“It’s very organized,” Fields says of the testing itself, designed to be quick and with minimal contact. “You write your name and birthday on a piece of paper and put it on your dashboard. A nurse comes, you roll down your window, and she swabs your throat, and you are out. I got the results the next day.”


She has coronavirus. And more than three weeks into the infection, she’s finally on the other side of things. She feels better. She can eat comfort food like eggs and rice. But she’s worried about the world around her.

“I am afraid if someone else has what I have, and their immune system isn’t as strong as mine, and they get tested on day 14,” she says. “What if it is too late for them?”

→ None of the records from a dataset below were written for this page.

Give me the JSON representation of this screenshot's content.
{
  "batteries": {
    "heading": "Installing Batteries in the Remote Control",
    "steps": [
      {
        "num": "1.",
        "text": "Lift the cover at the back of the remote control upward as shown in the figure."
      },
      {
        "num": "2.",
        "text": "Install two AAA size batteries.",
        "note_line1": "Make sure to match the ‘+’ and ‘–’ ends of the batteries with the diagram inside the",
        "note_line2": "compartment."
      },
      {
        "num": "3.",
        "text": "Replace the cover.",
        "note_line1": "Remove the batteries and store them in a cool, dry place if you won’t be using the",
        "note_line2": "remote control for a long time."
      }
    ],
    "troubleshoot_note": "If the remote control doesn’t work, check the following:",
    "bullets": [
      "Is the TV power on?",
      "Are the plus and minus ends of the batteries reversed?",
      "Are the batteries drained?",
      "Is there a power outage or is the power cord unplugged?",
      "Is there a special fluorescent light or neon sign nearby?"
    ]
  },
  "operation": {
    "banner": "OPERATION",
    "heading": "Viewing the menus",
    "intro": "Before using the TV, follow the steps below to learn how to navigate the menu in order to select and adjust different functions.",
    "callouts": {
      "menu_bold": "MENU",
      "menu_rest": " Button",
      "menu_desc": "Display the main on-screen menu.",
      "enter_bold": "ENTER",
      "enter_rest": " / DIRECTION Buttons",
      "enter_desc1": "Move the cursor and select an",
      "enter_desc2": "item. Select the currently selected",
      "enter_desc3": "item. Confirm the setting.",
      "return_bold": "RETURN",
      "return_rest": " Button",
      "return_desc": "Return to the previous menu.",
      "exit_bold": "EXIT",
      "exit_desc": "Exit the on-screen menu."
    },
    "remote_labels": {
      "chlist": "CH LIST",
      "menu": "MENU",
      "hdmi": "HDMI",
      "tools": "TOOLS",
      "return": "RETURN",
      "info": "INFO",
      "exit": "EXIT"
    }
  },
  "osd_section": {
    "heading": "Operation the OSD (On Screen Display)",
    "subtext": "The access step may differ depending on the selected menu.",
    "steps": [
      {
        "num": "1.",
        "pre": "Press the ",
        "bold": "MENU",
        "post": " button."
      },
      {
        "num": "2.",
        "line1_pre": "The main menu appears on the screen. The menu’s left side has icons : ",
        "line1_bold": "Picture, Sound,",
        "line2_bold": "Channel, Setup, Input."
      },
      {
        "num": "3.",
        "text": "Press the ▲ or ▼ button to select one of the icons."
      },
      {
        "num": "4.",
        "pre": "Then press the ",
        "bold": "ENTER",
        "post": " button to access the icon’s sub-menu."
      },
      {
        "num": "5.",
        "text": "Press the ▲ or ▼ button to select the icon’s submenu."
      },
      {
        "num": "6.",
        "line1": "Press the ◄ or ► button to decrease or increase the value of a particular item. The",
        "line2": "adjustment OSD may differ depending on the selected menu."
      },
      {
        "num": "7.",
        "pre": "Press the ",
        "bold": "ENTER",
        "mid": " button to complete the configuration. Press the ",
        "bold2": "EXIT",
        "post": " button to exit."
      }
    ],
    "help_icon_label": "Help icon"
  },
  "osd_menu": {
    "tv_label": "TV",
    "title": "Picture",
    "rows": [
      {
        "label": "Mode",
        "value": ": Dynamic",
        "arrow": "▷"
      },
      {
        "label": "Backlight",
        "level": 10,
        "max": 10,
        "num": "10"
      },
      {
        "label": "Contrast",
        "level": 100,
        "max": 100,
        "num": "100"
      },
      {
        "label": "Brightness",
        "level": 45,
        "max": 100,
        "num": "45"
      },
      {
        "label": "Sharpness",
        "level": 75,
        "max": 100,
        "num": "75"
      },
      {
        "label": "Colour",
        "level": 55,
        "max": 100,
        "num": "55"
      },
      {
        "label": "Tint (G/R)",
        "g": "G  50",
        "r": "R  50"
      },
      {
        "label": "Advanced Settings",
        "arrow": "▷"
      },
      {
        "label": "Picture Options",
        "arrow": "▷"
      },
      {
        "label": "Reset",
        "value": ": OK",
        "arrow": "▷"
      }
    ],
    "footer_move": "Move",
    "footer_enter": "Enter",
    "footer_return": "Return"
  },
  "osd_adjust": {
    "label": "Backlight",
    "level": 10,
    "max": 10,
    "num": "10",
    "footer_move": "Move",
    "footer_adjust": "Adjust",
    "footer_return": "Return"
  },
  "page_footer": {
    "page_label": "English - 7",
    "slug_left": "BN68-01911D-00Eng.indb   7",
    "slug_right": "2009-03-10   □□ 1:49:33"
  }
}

She thinks about the diarrhea so bad it dizzied her. And the inescapable weight on her chest. And the violence of her sore throat.

“It felt like I was swallowing glass,” she says. “I hoped that would be the hardest part. But being alone is the scariest part. What if I didn’t have my husband? He had to bathe me and he was here to wash my hair. What about the older people and single people who have to be by themselves?”

She’s also concerned about anti-Asian attacks against her community. One of her friends in Lowell got blamed by a man on the street for the virus. And he called her a racist slur.

“I’ve been preparing myself in case something happens,” she says. “I’m not afraid. I know who I am and who my community is. If there is any hatred, everyone would be on my side. Why are people being so disrespectful? Why blame any of this on anybody? It’s a virus.”


Right after she tested positive, Fields wanted people to understand what she hadn’t. She wanted them to know not every healthy person is symptom-free like Idris Elba and the young aren’t untouchable. So she got on Instagram and shared her story.

Dozens upon dozens of her friends and followers asked questions.

“Everyone has been supportive and shown so much love. I wanted to make sure people are taking this seriously,” she says. “People can’t continue to have parties. You never know who has it. I would have never known.”

Fields, her husband, and her daughter have to continue to quarantine until April 13. Every day, she reports their temperatures to the Department of Public Health. Fields is finally able to leave her bedroom, but remains six feet away from her daughter.

“It’s hard,” she says of the distance. But she’s happy to be recovering from the toughest parts of this fight with the coronavirus.

“One of the hardest nights was when I woke up at 3 in the morning and went to the bathroom and I saw white, like I might pass out. I thought, what if something happens to me and I die right here?”

And she’s one of the young, healthy ones.

Jeneé Osterheldt can be reached at Follow her @sincerelyjenee and on Instagram @abeautifulresistance.